## WHAT YOU ARE ASKED TO DO
Your task is to work out how many lines in the data that follows hold "content" and to state that number alone.

<<<<

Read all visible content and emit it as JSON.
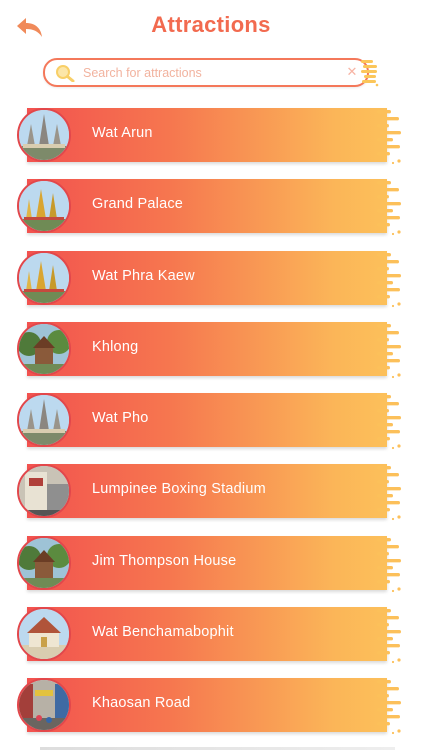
{
  "header": {
    "title": "Attractions",
    "back_icon": "back-arrow-icon",
    "accent_color": "#f26a4f"
  },
  "search": {
    "placeholder": "Search for attractions",
    "value": "",
    "search_icon": "search-icon",
    "clear_icon": "close-icon",
    "clear_glyph": "✕"
  },
  "attractions": [
    {
      "name": "Wat Arun",
      "thumb": "temple-spires"
    },
    {
      "name": "Grand Palace",
      "thumb": "golden-stupa"
    },
    {
      "name": "Wat Phra Kaew",
      "thumb": "golden-stupa"
    },
    {
      "name": "Khlong",
      "thumb": "trees-house"
    },
    {
      "name": "Wat Pho",
      "thumb": "temple-spires"
    },
    {
      "name": "Lumpinee Boxing Stadium",
      "thumb": "stadium"
    },
    {
      "name": "Jim Thompson House",
      "thumb": "trees-house"
    },
    {
      "name": "Wat Benchamabophit",
      "thumb": "temple-hall"
    },
    {
      "name": "Khaosan Road",
      "thumb": "street"
    }
  ],
  "colors": {
    "gradient_start": "#f2524f",
    "gradient_end": "#fcc05a",
    "thumb_border": "#e2474b"
  }
}
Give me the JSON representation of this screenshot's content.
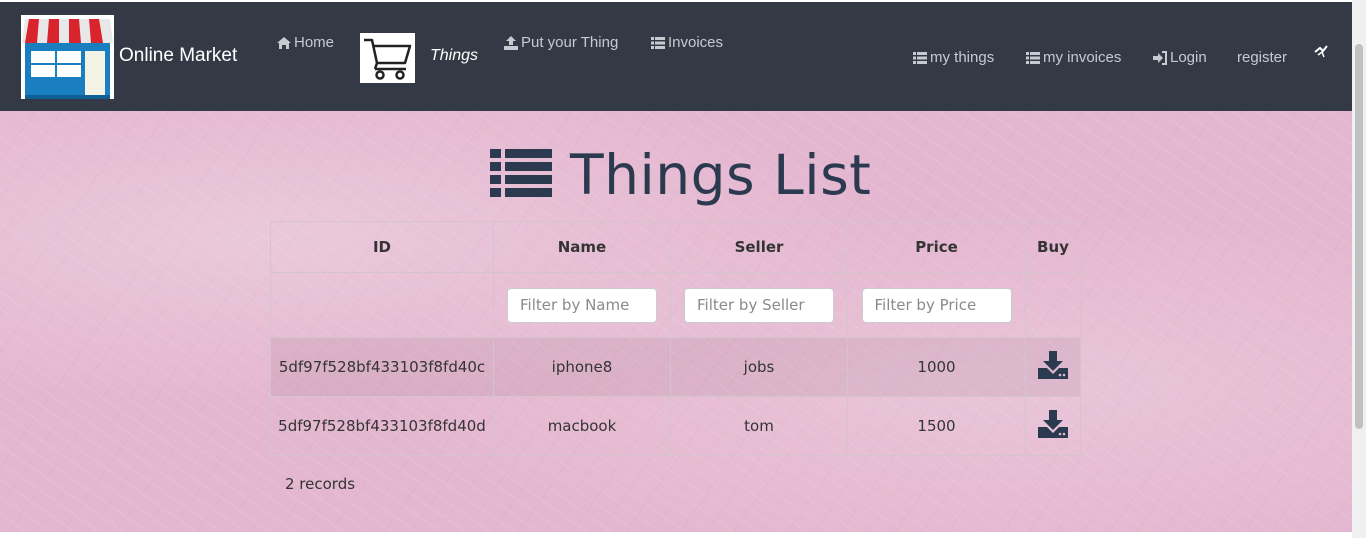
{
  "navbar": {
    "brand_name": "Online Market",
    "left_links": [
      {
        "label": "Home",
        "icon": "home-icon"
      },
      {
        "label": "Things",
        "icon": "shopping-cart-icon"
      },
      {
        "label": "Put your Thing",
        "icon": "upload-icon"
      },
      {
        "label": "Invoices",
        "icon": "list-icon"
      }
    ],
    "right_links": [
      {
        "label": "my things",
        "icon": "list-icon"
      },
      {
        "label": "my invoices",
        "icon": "list-icon"
      },
      {
        "label": "Login",
        "icon": "login-icon"
      },
      {
        "label": "register",
        "icon": "broken-image-icon"
      }
    ],
    "bg_color": "#343a45"
  },
  "main": {
    "title": "Things List",
    "title_icon": "list-icon",
    "table": {
      "columns": [
        "ID",
        "Name",
        "Seller",
        "Price",
        "Buy"
      ],
      "filters": {
        "name_placeholder": "Filter by Name",
        "seller_placeholder": "Filter by Seller",
        "price_placeholder": "Filter by Price"
      },
      "rows": [
        {
          "id": "5df97f528bf433103f8fd40c",
          "name": "iphone8",
          "seller": "jobs",
          "price": "1000",
          "buy_icon": "download-icon"
        },
        {
          "id": "5df97f528bf433103f8fd40d",
          "name": "macbook",
          "seller": "tom",
          "price": "1500",
          "buy_icon": "download-icon"
        }
      ]
    },
    "records_text": "2 records"
  }
}
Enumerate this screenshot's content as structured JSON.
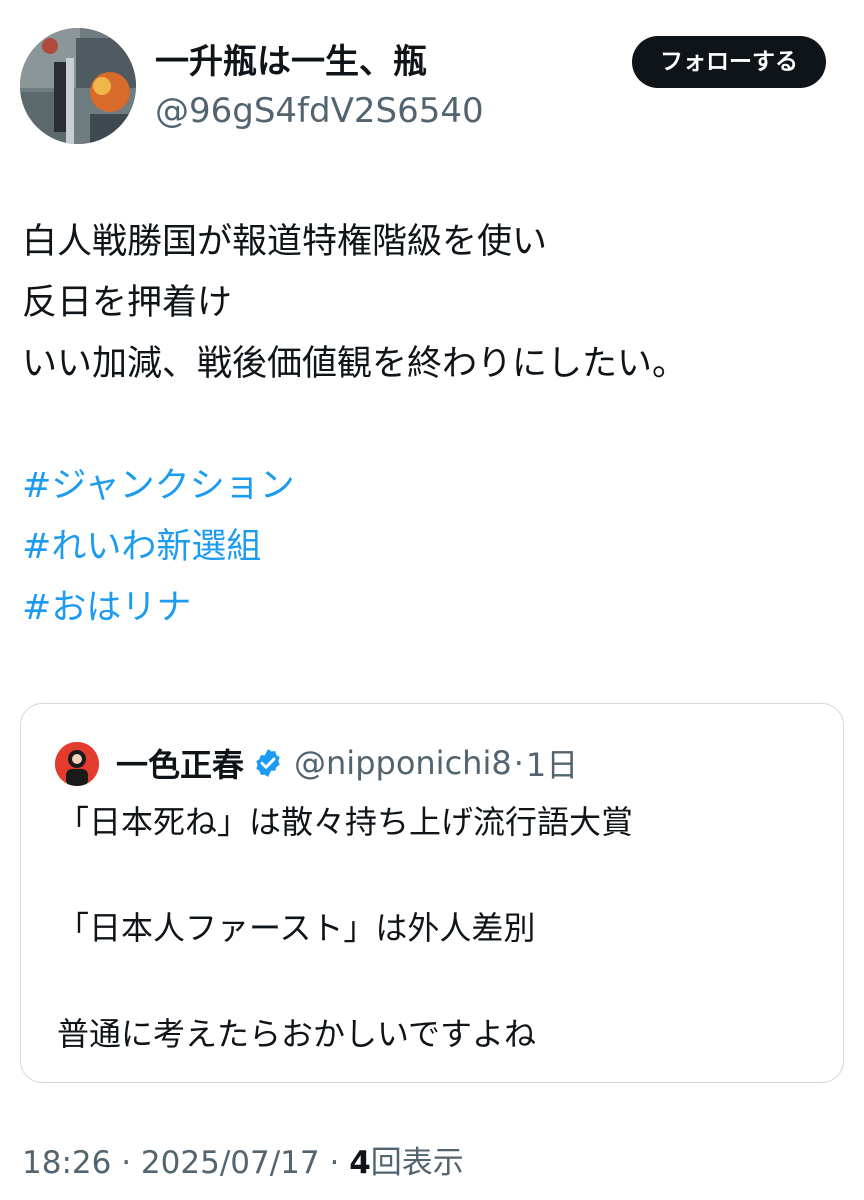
{
  "author": {
    "display_name": "一升瓶は一生、瓶",
    "handle": "@96gS4fdV2S6540",
    "avatar_icon": "abstract-painting-avatar"
  },
  "follow_button": {
    "label": "フォローする",
    "background": "#0f1419",
    "color": "#ffffff"
  },
  "tweet": {
    "lines": [
      "白人戦勝国が報道特権階級を使い",
      "反日を押着け",
      "いい加減、戦後価値観を終わりにしたい。"
    ],
    "hashtags": [
      "#ジャンクション",
      "#れいわ新選組",
      "#おはリナ"
    ],
    "hashtag_color": "#1d9bf0"
  },
  "quoted_tweet": {
    "name": "一色正春",
    "verified_icon": "verified-badge-icon",
    "verified_color": "#1d9bf0",
    "handle": "@nipponichi8",
    "separator": "·",
    "time": "1日",
    "lines": [
      "「日本死ね」は散々持ち上げ流行語大賞",
      "「日本人ファースト」は外人差別",
      "普通に考えたらおかしいですよね"
    ]
  },
  "meta": {
    "time": "18:26",
    "separator": "·",
    "date": "2025/07/17",
    "views_count": "4",
    "views_label": "回表示"
  },
  "colors": {
    "text_primary": "#0f1419",
    "text_secondary": "#536471",
    "border": "#cfd9de"
  }
}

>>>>

## REPLY TO THE EXERCISE
3